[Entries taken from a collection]
Segment Open
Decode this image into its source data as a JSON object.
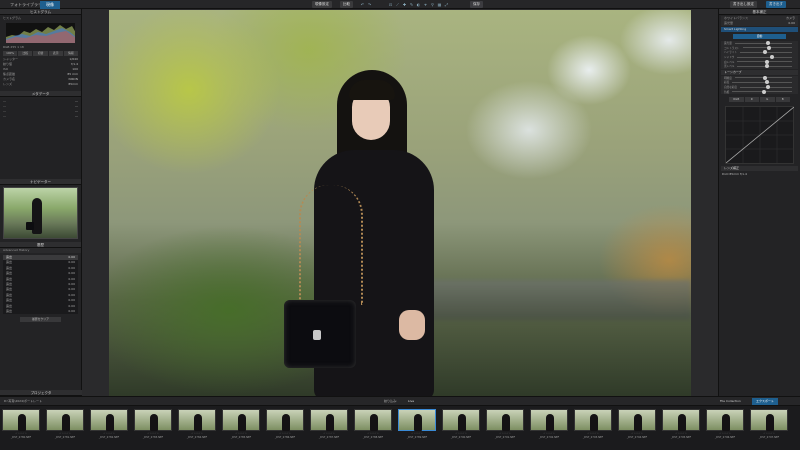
{
  "topbar": {
    "tabs": [
      "フォトライブラリ",
      "現像"
    ],
    "center_buttons": [
      "現像設定",
      "比較"
    ],
    "right_buttons": [
      "保存",
      "書き出し設定",
      "書き出す"
    ]
  },
  "left": {
    "histogram_title": "ヒストグラム",
    "histogram_label": "ヒストグラム",
    "levels": "RGB 255 1 18",
    "exif": [
      {
        "k": "シャッター",
        "v": "1/640"
      },
      {
        "k": "絞り値",
        "v": "f/1.4"
      },
      {
        "k": "ISO",
        "v": "100"
      },
      {
        "k": "焦点距離",
        "v": "85 mm"
      },
      {
        "k": "カメラ名",
        "v": "NIKON"
      },
      {
        "k": "レンズ",
        "v": "85mm"
      }
    ],
    "tool_buttons": [
      "100%",
      "比較",
      "切替",
      "表示",
      "情報"
    ],
    "meta_title": "メタデータ",
    "navigator_title": "ナビゲーター",
    "history_title": "履歴",
    "history_sub": "Advanced History",
    "history_items": [
      {
        "label": "露出",
        "val": "0.00"
      },
      {
        "label": "露出",
        "val": "0.00"
      },
      {
        "label": "露出",
        "val": "0.00"
      },
      {
        "label": "露出",
        "val": "0.00"
      },
      {
        "label": "露出",
        "val": "0.00"
      },
      {
        "label": "露出",
        "val": "0.00"
      },
      {
        "label": "露出",
        "val": "0.00"
      },
      {
        "label": "露出",
        "val": "0.00"
      },
      {
        "label": "露出",
        "val": "0.00"
      },
      {
        "label": "露出",
        "val": "0.00"
      },
      {
        "label": "露出",
        "val": "0.00"
      }
    ],
    "history_clear": "履歴をクリア",
    "footer": "プロジェクタ"
  },
  "right": {
    "basic_title": "基本補正",
    "wb_label": "ホワイトバランス",
    "wb_value": "カメラ",
    "exposure_label": "露光量",
    "exposure_value": "0.00",
    "smart_section": "Smart Lighting",
    "auto_button": "自動",
    "sliders": [
      {
        "label": "露光量",
        "pos": 0.55
      },
      {
        "label": "コントラスト",
        "pos": 0.5
      },
      {
        "label": "ハイライト",
        "pos": 0.45
      },
      {
        "label": "シャドウ",
        "pos": 0.6
      },
      {
        "label": "白レベル",
        "pos": 0.5
      },
      {
        "label": "黒レベル",
        "pos": 0.5
      }
    ],
    "tone_section": "トーンカーブ",
    "tone_sliders": [
      {
        "label": "明瞭度",
        "pos": 0.5
      },
      {
        "label": "彩度",
        "pos": 0.55
      },
      {
        "label": "自然な彩度",
        "pos": 0.5
      },
      {
        "label": "色相",
        "pos": 0.5
      }
    ],
    "curve_tabs": [
      "RGB",
      "R",
      "G",
      "B"
    ],
    "lens_section": "レンズ補正",
    "lens_value": "DxO 85mm f/1.4"
  },
  "filmbar": {
    "path": "D:\\写真\\2024\\ポートレート",
    "center_label": "絞り込み:",
    "center_value": "Live",
    "collection": "File Collection",
    "export_button": "エクスポート"
  },
  "filmstrip": [
    "_DST_2780.NEF",
    "_DST_2781.NEF",
    "_DST_2782.NEF",
    "_DST_2783.NEF",
    "_DST_2784.NEF",
    "_DST_2785.NEF",
    "_DST_2786.NEF",
    "_DST_2787.NEF",
    "_DST_2788.NEF",
    "_DST_2789.NEF",
    "_DST_2790.NEF",
    "_DST_2791.NEF",
    "_DST_2792.NEF",
    "_DST_2793.NEF",
    "_DST_2794.NEF",
    "_DST_2795.NEF",
    "_DST_2796.NEF",
    "_DST_2797.NEF"
  ]
}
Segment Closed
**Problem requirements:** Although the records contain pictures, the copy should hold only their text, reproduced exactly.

**Task output:**
Decode this image into its source data as a JSON object.
{
  "topbar": {
    "tabs": [
      "フォトライブラリ",
      "現像"
    ],
    "center_buttons": [
      "現像設定",
      "比較"
    ],
    "right_buttons": [
      "保存",
      "書き出し設定",
      "書き出す"
    ]
  },
  "left": {
    "histogram_title": "ヒストグラム",
    "histogram_label": "ヒストグラム",
    "levels": "RGB 255 1 18",
    "exif": [
      {
        "k": "シャッター",
        "v": "1/640"
      },
      {
        "k": "絞り値",
        "v": "f/1.4"
      },
      {
        "k": "ISO",
        "v": "100"
      },
      {
        "k": "焦点距離",
        "v": "85 mm"
      },
      {
        "k": "カメラ名",
        "v": "NIKON"
      },
      {
        "k": "レンズ",
        "v": "85mm"
      }
    ],
    "tool_buttons": [
      "100%",
      "比較",
      "切替",
      "表示",
      "情報"
    ],
    "meta_title": "メタデータ",
    "navigator_title": "ナビゲーター",
    "history_title": "履歴",
    "history_sub": "Advanced History",
    "history_items": [
      {
        "label": "露出",
        "val": "0.00"
      },
      {
        "label": "露出",
        "val": "0.00"
      },
      {
        "label": "露出",
        "val": "0.00"
      },
      {
        "label": "露出",
        "val": "0.00"
      },
      {
        "label": "露出",
        "val": "0.00"
      },
      {
        "label": "露出",
        "val": "0.00"
      },
      {
        "label": "露出",
        "val": "0.00"
      },
      {
        "label": "露出",
        "val": "0.00"
      },
      {
        "label": "露出",
        "val": "0.00"
      },
      {
        "label": "露出",
        "val": "0.00"
      },
      {
        "label": "露出",
        "val": "0.00"
      }
    ],
    "history_clear": "履歴をクリア",
    "footer": "プロジェクタ"
  },
  "right": {
    "basic_title": "基本補正",
    "wb_label": "ホワイトバランス",
    "wb_value": "カメラ",
    "exposure_label": "露光量",
    "exposure_value": "0.00",
    "smart_section": "Smart Lighting",
    "auto_button": "自動",
    "sliders": [
      {
        "label": "露光量",
        "pos": 0.55
      },
      {
        "label": "コントラスト",
        "pos": 0.5
      },
      {
        "label": "ハイライト",
        "pos": 0.45
      },
      {
        "label": "シャドウ",
        "pos": 0.6
      },
      {
        "label": "白レベル",
        "pos": 0.5
      },
      {
        "label": "黒レベル",
        "pos": 0.5
      }
    ],
    "tone_section": "トーンカーブ",
    "tone_sliders": [
      {
        "label": "明瞭度",
        "pos": 0.5
      },
      {
        "label": "彩度",
        "pos": 0.55
      },
      {
        "label": "自然な彩度",
        "pos": 0.5
      },
      {
        "label": "色相",
        "pos": 0.5
      }
    ],
    "curve_tabs": [
      "RGB",
      "R",
      "G",
      "B"
    ],
    "lens_section": "レンズ補正",
    "lens_value": "DxO 85mm f/1.4"
  },
  "filmbar": {
    "path": "D:\\写真\\2024\\ポートレート",
    "center_label": "絞り込み:",
    "center_value": "Live",
    "collection": "File Collection",
    "export_button": "エクスポート"
  },
  "filmstrip": [
    "_DST_2780.NEF",
    "_DST_2781.NEF",
    "_DST_2782.NEF",
    "_DST_2783.NEF",
    "_DST_2784.NEF",
    "_DST_2785.NEF",
    "_DST_2786.NEF",
    "_DST_2787.NEF",
    "_DST_2788.NEF",
    "_DST_2789.NEF",
    "_DST_2790.NEF",
    "_DST_2791.NEF",
    "_DST_2792.NEF",
    "_DST_2793.NEF",
    "_DST_2794.NEF",
    "_DST_2795.NEF",
    "_DST_2796.NEF",
    "_DST_2797.NEF"
  ]
}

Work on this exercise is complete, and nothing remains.